… just in time for us to get an ugly new graphics package company-wide with terrain that looks like dirty crumpled paper. Ewwwww!!
Me at the age of 10, watching the computing industry flourish and invite lots of opportunity and innovation: “Wow, this sounds like a fascinating place to work”
Me at the age of 18, watching the computing industry get cost-engineered, offshored, asset-stripped and shoved down a hole in the back of a former mattress factory in India: “Maybe I should use my skills in radio instead…”
Entire broadcasting products industry: *lazily runs out of ideas and switches entirely to mostly software-based products running on a cost-engineered offshore sourced PC for even the most basic and mission-critical systems*
Me at the age of 37: “man, I’m glad COVID-19 mitigation policies required me to be wearing a mask right now, as it just helpfully filtered out all the hot flying ammonia from an exploded Hong Kong fake capacitor”
Meet the old Chyron Mosaic.

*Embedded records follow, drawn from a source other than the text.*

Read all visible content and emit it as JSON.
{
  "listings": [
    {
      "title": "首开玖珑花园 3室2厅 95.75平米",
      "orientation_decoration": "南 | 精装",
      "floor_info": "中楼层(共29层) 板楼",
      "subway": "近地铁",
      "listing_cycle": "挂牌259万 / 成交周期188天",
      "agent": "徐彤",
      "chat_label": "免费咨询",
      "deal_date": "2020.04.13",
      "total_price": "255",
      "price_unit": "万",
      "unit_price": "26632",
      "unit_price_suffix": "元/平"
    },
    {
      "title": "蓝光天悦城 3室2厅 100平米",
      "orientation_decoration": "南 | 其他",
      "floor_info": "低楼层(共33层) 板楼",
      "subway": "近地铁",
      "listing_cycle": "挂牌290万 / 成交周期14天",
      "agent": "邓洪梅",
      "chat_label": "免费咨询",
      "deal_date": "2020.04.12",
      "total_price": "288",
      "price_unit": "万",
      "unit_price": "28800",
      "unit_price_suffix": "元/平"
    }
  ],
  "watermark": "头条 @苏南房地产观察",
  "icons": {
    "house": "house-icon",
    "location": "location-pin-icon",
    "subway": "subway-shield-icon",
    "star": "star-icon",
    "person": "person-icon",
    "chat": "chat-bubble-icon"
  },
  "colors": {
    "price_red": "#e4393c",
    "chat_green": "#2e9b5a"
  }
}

We have replacements to the old Chyron Mosaic racked up and ready to go, except that we were supposed to have Chyron’s assistance in turning up the systems but their support staff (who PREVIOUSLY worked from home all along, best I can tell) were furloughed months ago and have never been brought back to work.
Yesterday it mysteriously dumped a drive in its RAID array, which apparently is not a new thing for it. It has a RAID with five Samsung 512 gig SSDs and one just simply… ceased to be. I pulled the failed drive apart and looked inside but didn’t see any obvious signs of parts being blown up.
The objects below are a mic lavalier clip that simply isn’t strong enough to survive our extremely rigorous use (notably, nobody remembering to unclip it from their jacket before trying to put the mic away?)
Today it started freezing and locked up REALLY nicely to where I had to actually remove and reapply power to the box. Upon reconnecting the cord to the upper power supply, the machine powered up and all the fans came on. Upon reconnecting the lower one, it gave me a Capacitor Money Shot right in the face with the powerful stench of ammonia and metal oxides.
Somehow, though, after about five reboots, it lives just enough to be functional on air. What.
Why is everything on the SHITTIEST PCs imaginable? Sometimes I’m lucky when PC issues arise and it’s something as simple as the damn thing having overheated due to dust accumulation. This weather computer was lucky. One in our other studio just let out very expensive smoke that the vendor is balking at forcing back into it under warranty since the card that smoked went out of production before they even shipped the machine to us and its only replacement is several grand more expensive.
You may notice that in this video, as I take apart the weather computer, not a single thing inside it even remotely resembles industry standard PC parts, aside from the video cards. This Fiorina-Shenzhen (“HP”) workstation contains no standard replaceable parts, not even the cooling fans. They’re all molded into a giant plastic tray that costs several hundred dollars. Last time I had a fan failure on one of these, the tray things were still available. I have no idea if they still are.
The power supplies for the particular flavor of server chassis the Chyron Mosaic was built on are long out of availability and can’t even be opened for repair – they are spot welded shut. This was an “innovation” I first saw on Foxconn provided parts for “HP” servers.